Dual pathway inhibition is gaining considerable interest, as inhibition of one pathway probably upregulates alternative pathway signalling. Upregulation of VEGF has been implicated in resistance to EGFR inhibition.40,41 Cohen et al.42 published promising results on the combined use of erlotinib and bevacizumab. Forty-eight patients with recurrent/metastatic SCCHN were treated with erlotinib 150mg/day and bevacizumab 15mg/kg every three weeks. Twenty-seven patients had received prior chemotherapy for recurrent/metastatic disease. The combination was well tolerated, the most common side effects being rash and diarrhoea. Grade 3 bleeding events were observed in three patients. A response was observed in seven patients (15%), with four complete responses (8%). The disease control rate was 62.5%. Median progression-free and overall survival were 4.1 and 7.1 months, respectively. Gibson et al.43 treated 28 patients with recurrent/metastatic SCCHN with weekly cetuximab 250mg/m2 (after a loading dose of 400mg/m2) and bevacizumab 15mg/kg given intravenously every 21 days until disease progression. The objective response rate (primary end-point) was 20% and the disease control rate was 75%. The median overall survival was 8.1 months. The regimen was reasonably well tolerated. It is unclear whether dual pathway inhibition can be safely combined with chemotherapy.

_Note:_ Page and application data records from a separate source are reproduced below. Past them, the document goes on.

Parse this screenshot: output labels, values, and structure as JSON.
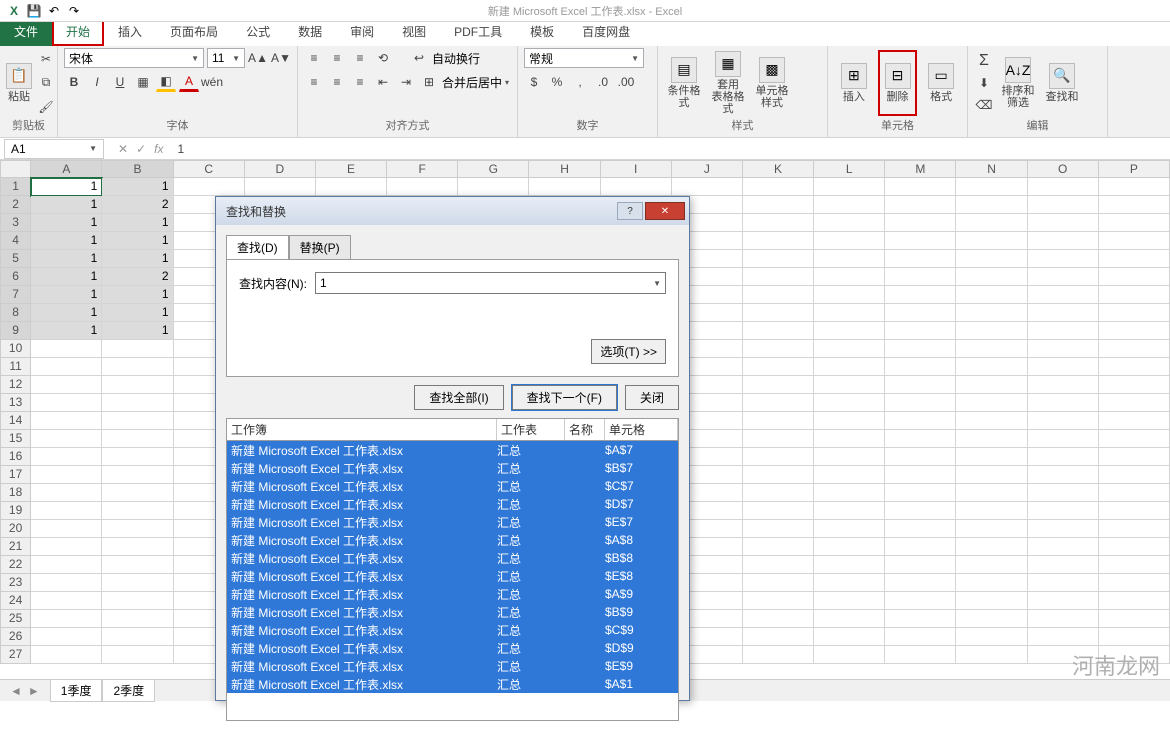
{
  "title": "新建 Microsoft Excel 工作表.xlsx - Excel",
  "tabs": {
    "file": "文件",
    "home": "开始",
    "insert": "插入",
    "layout": "页面布局",
    "formulas": "公式",
    "data": "数据",
    "review": "审阅",
    "view": "视图",
    "pdf": "PDF工具",
    "template": "模板",
    "baidu": "百度网盘"
  },
  "groups": {
    "clipboard": "剪贴板",
    "font": "字体",
    "alignment": "对齐方式",
    "number": "数字",
    "styles": "样式",
    "cells": "单元格",
    "editing": "编辑"
  },
  "buttons": {
    "paste": "粘贴",
    "condfmt": "条件格式",
    "tablefmt": "套用\n表格格式",
    "cellstyle": "单元格样式",
    "insertc": "插入",
    "deletec": "删除",
    "format": "格式",
    "sortfilter": "排序和筛选",
    "findl": "查找和"
  },
  "font": {
    "name": "宋体",
    "size": "11"
  },
  "wrap": "自动换行",
  "merge": "合并后居中",
  "numfmt": "常规",
  "namebox": "A1",
  "formula": "1",
  "cols": [
    "A",
    "B",
    "C",
    "D",
    "E",
    "F",
    "G",
    "H",
    "I",
    "J",
    "K",
    "L",
    "M",
    "N",
    "O",
    "P"
  ],
  "cell_data": [
    [
      "1",
      "1"
    ],
    [
      "1",
      "2"
    ],
    [
      "1",
      "1"
    ],
    [
      "1",
      "1"
    ],
    [
      "1",
      "1"
    ],
    [
      "1",
      "2"
    ],
    [
      "1",
      "1"
    ],
    [
      "1",
      "1"
    ],
    [
      "1",
      "1"
    ]
  ],
  "sheets": {
    "s1": "1季度",
    "s2": "2季度"
  },
  "dialog": {
    "title": "查找和替换",
    "tab_find": "查找(D)",
    "tab_replace": "替换(P)",
    "lbl_content": "查找内容(N):",
    "value": "1",
    "btn_options": "选项(T) >>",
    "btn_findall": "查找全部(I)",
    "btn_findnext": "查找下一个(F)",
    "btn_close": "关闭",
    "th_wb": "工作簿",
    "th_ws": "工作表",
    "th_nm": "名称",
    "th_cell": "单元格",
    "results": [
      {
        "wb": "新建 Microsoft Excel 工作表.xlsx",
        "ws": "汇总",
        "cell": "$A$7"
      },
      {
        "wb": "新建 Microsoft Excel 工作表.xlsx",
        "ws": "汇总",
        "cell": "$B$7"
      },
      {
        "wb": "新建 Microsoft Excel 工作表.xlsx",
        "ws": "汇总",
        "cell": "$C$7"
      },
      {
        "wb": "新建 Microsoft Excel 工作表.xlsx",
        "ws": "汇总",
        "cell": "$D$7"
      },
      {
        "wb": "新建 Microsoft Excel 工作表.xlsx",
        "ws": "汇总",
        "cell": "$E$7"
      },
      {
        "wb": "新建 Microsoft Excel 工作表.xlsx",
        "ws": "汇总",
        "cell": "$A$8"
      },
      {
        "wb": "新建 Microsoft Excel 工作表.xlsx",
        "ws": "汇总",
        "cell": "$B$8"
      },
      {
        "wb": "新建 Microsoft Excel 工作表.xlsx",
        "ws": "汇总",
        "cell": "$E$8"
      },
      {
        "wb": "新建 Microsoft Excel 工作表.xlsx",
        "ws": "汇总",
        "cell": "$A$9"
      },
      {
        "wb": "新建 Microsoft Excel 工作表.xlsx",
        "ws": "汇总",
        "cell": "$B$9"
      },
      {
        "wb": "新建 Microsoft Excel 工作表.xlsx",
        "ws": "汇总",
        "cell": "$C$9"
      },
      {
        "wb": "新建 Microsoft Excel 工作表.xlsx",
        "ws": "汇总",
        "cell": "$D$9"
      },
      {
        "wb": "新建 Microsoft Excel 工作表.xlsx",
        "ws": "汇总",
        "cell": "$E$9"
      },
      {
        "wb": "新建 Microsoft Excel 工作表.xlsx",
        "ws": "汇总",
        "cell": "$A$1"
      }
    ]
  },
  "watermark": "河南龙网"
}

Based on the results of two randomised phase III trials, cetuximab in combination with platinum-based chemotherapy should be considered the new standard first-line regimen for patients with recurrent and/or metastatic disease for whom a platinum-based regimen regimen is considered the best treatment option (evidence level: IA).44 Other EGFRdirected monoclonal antibodies are under investigation. The role of EGFR TKIs in SCCHN is less well established and early data on other targeted agents have also been disappointing thus far. Dual pathway inhibition may overcome resistance to single pathway inhibition. ■